Although I don’t necessarily agree with vegan ideals, I recognize that there are people who eat this way at Kalamazoo College, and therefore the cafeteria should accommodate their dietary needs like they do for other students.

I found during my week of eating vegan, or should I call it starvation, that eating vegan in the cafeteria is next to impossible.

While there were some days when explicitly vegan options were available, tofu dishes or miso soup, which I thought were delicious and a great option for vegans, most days I was surviving on incredibly under-done vegetables, crunchy white rice, and toast with Jelly (which I hope is vegan, there were no signs to tell me otherwise).

The other fault came when the fried tofu sat out too long and gained the consistency of rubber. While the meals I ate at right at the beginning of a meal time were top-notch, if I got there an hour later, the fried tofu was instantly off my radar.

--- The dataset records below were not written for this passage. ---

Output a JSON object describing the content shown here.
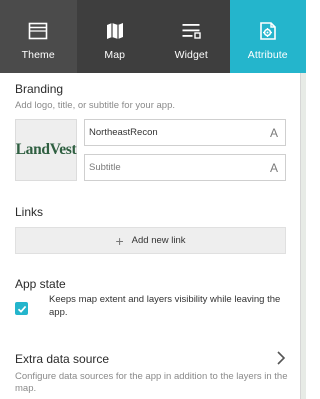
{
  "tabs": [
    {
      "label": "Theme",
      "icon": "theme-icon"
    },
    {
      "label": "Map",
      "icon": "map-icon"
    },
    {
      "label": "Widget",
      "icon": "widget-icon"
    },
    {
      "label": "Attribute",
      "icon": "attribute-icon",
      "active": true
    }
  ],
  "colors": {
    "tab_bar": "#3e3e3e",
    "active_tab": "#24b5cc",
    "logo_green": "#2f5f41"
  },
  "branding": {
    "heading": "Branding",
    "description": "Add logo, title, or subtitle for your app.",
    "logo_text": "LandVest",
    "title_value": "NortheastRecon",
    "subtitle_placeholder": "Subtitle",
    "font_button_glyph": "A"
  },
  "links": {
    "heading": "Links",
    "add_label": "Add new link"
  },
  "app_state": {
    "heading": "App state",
    "checked": true,
    "description": "Keeps map extent and layers visibility while leaving the app."
  },
  "extra_data": {
    "heading": "Extra data source",
    "description": "Configure data sources for the app in addition to the layers in the map."
  }
}
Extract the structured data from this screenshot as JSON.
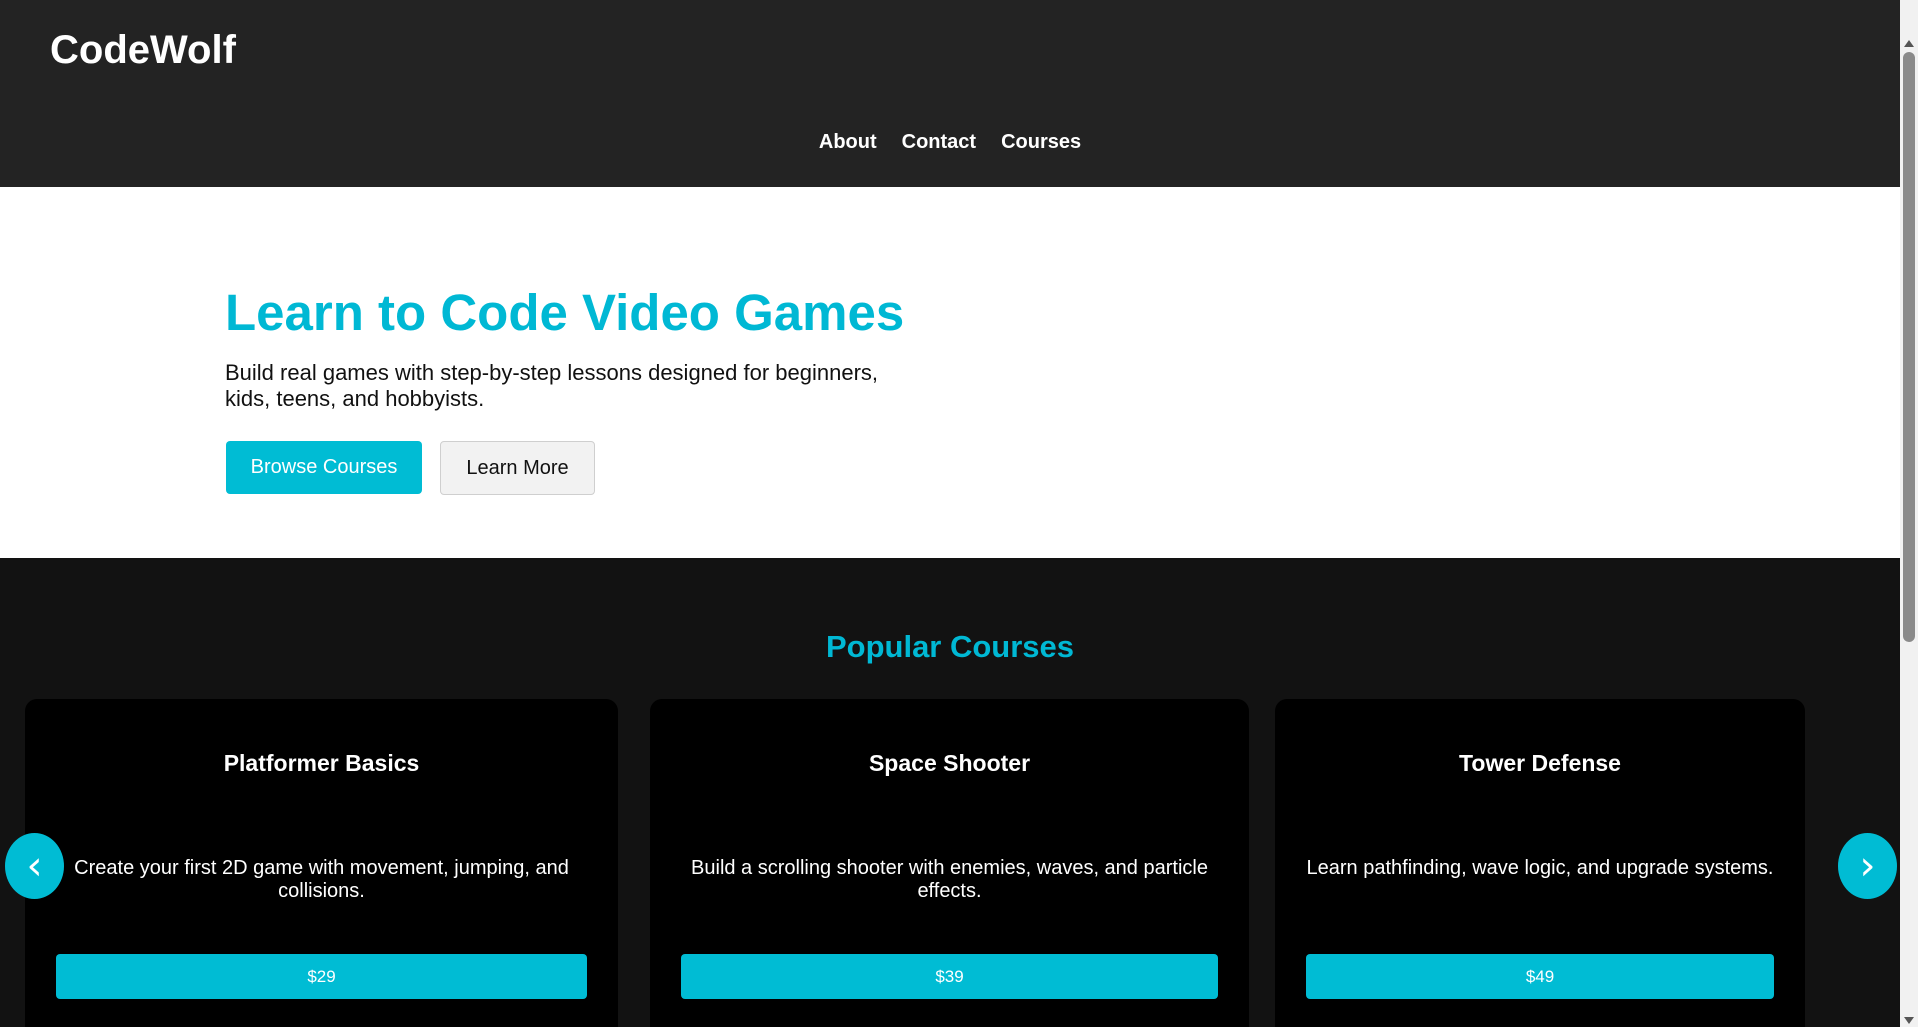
{
  "header": {
    "logo": "CodeWolf",
    "nav": [
      "About",
      "Contact",
      "Courses"
    ]
  },
  "hero": {
    "title": "Learn to Code Video Games",
    "subtitle": "Build real games with step-by-step lessons designed for beginners, kids, teens, and hobbyists.",
    "primary_button": "Browse Courses",
    "secondary_button": "Learn More"
  },
  "courses": {
    "heading": "Popular Courses",
    "prev_icon": "‹",
    "next_icon": "›",
    "items": [
      {
        "title": "Platformer Basics",
        "description": "Create your first 2D game with movement, jumping, and collisions.",
        "price": "$29"
      },
      {
        "title": "Space Shooter",
        "description": "Build a scrolling shooter with enemies, waves, and particle effects.",
        "price": "$39"
      },
      {
        "title": "Tower Defense",
        "description": "Learn pathfinding, wave logic, and upgrade systems.",
        "price": "$49"
      }
    ]
  },
  "colors": {
    "accent": "#00BCD4",
    "header_bg": "#232323",
    "section_bg": "#121212",
    "card_bg": "#000000"
  }
}
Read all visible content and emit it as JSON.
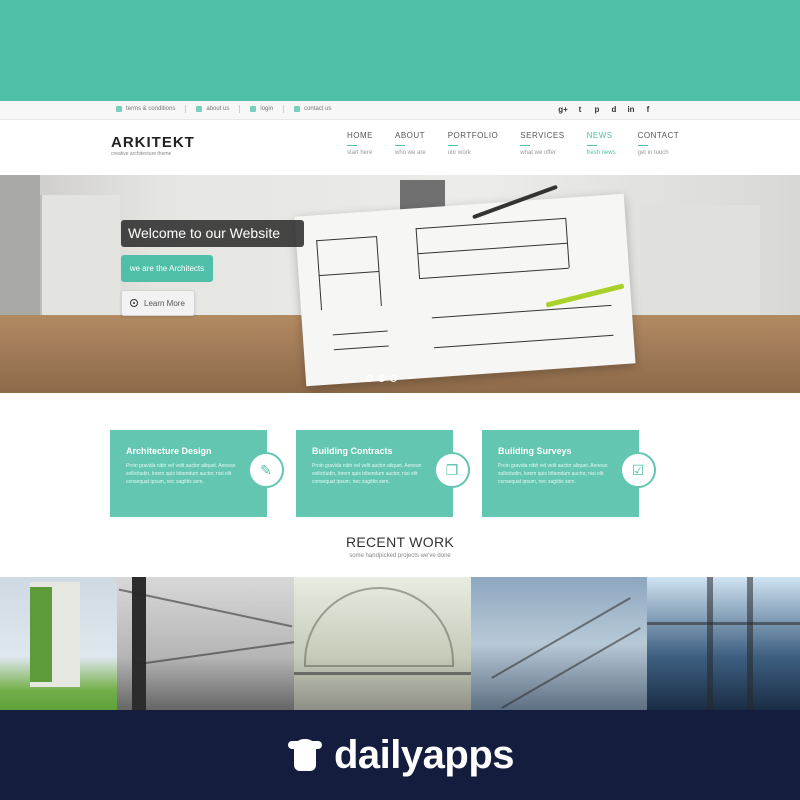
{
  "topbar": {
    "links": [
      {
        "label": "terms & conditions",
        "icon": "document-icon"
      },
      {
        "label": "about us",
        "icon": "info-icon"
      },
      {
        "label": "login",
        "icon": "lock-icon"
      },
      {
        "label": "contact us",
        "icon": "mail-icon"
      }
    ],
    "social": [
      "g+",
      "t",
      "p",
      "d",
      "in",
      "f"
    ]
  },
  "brand": {
    "title": "ARKITEKT",
    "subtitle": "creative architecture theme"
  },
  "nav": [
    {
      "label": "HOME",
      "sub": "start here"
    },
    {
      "label": "ABOUT",
      "sub": "who we are"
    },
    {
      "label": "PORTFOLIO",
      "sub": "our work"
    },
    {
      "label": "SERVICES",
      "sub": "what we offer"
    },
    {
      "label": "NEWS",
      "sub": "fresh news",
      "active": true
    },
    {
      "label": "CONTACT",
      "sub": "get in touch"
    }
  ],
  "hero": {
    "title": "Welcome to our Website",
    "subtitle": "we are the Architects",
    "button": "Learn More",
    "slides": 3,
    "active_slide": 2
  },
  "features": [
    {
      "title": "Architecture Design",
      "text": "Proin gravida nibh vel velit auctor aliquet. Aenean sollicitudin, lorem quis bibendum auctor, nisi elit consequat ipsum, nec sagittis sem.",
      "icon": "edit-icon"
    },
    {
      "title": "Building Contracts",
      "text": "Proin gravida nibh vel velit auctor aliquet. Aenean sollicitudin, lorem quis bibendum auctor, nisi elit consequat ipsum, nec sagittis sem.",
      "icon": "copy-icon"
    },
    {
      "title": "Building Surveys",
      "text": "Proin gravida nibh vel velit auctor aliquet. Aenean sollicitudin, lorem quis bibendum auctor, nisi elit consequat ipsum, nec sagittis sem.",
      "icon": "checkbox-icon"
    }
  ],
  "recent": {
    "title": "RECENT WORK",
    "subtitle": "some handpicked projects we've done"
  },
  "footer": {
    "brand": "dailyapps"
  },
  "colors": {
    "accent": "#4fbfa8",
    "footer": "#141d3d"
  }
}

And of course, there were always vegan soups available. However, Just because one soup is called “beans and corn” and other is called “black bean soup” that contains corn, doesn’t mean they’re different things. After three days of eating that stuff, I may never eat black bean soup again.

Oftentimes by dinner I was forced to give up the diet just so I could eat enough to sustain myself, usually eating a grilled cheese or chicken sandwich, always wondering what I would do if giving up the diet wasn’t a possibility. If I were actually a student trying to eat vegan on a meal plan, it might not be feasible.

While there were salads available at both the Richardson Room Cafe and the Book Club, they became monotonous. Some variety would have been nice, but not as important as adding more variety in the cafeteria.

Overall, I was incredibly displeased with the amount of options I had in the cafeteria for eating vegan. If the cafeteria does not intend to provide more vegan options, I don’t see any way vegan students could survive eating only on meal-swipes.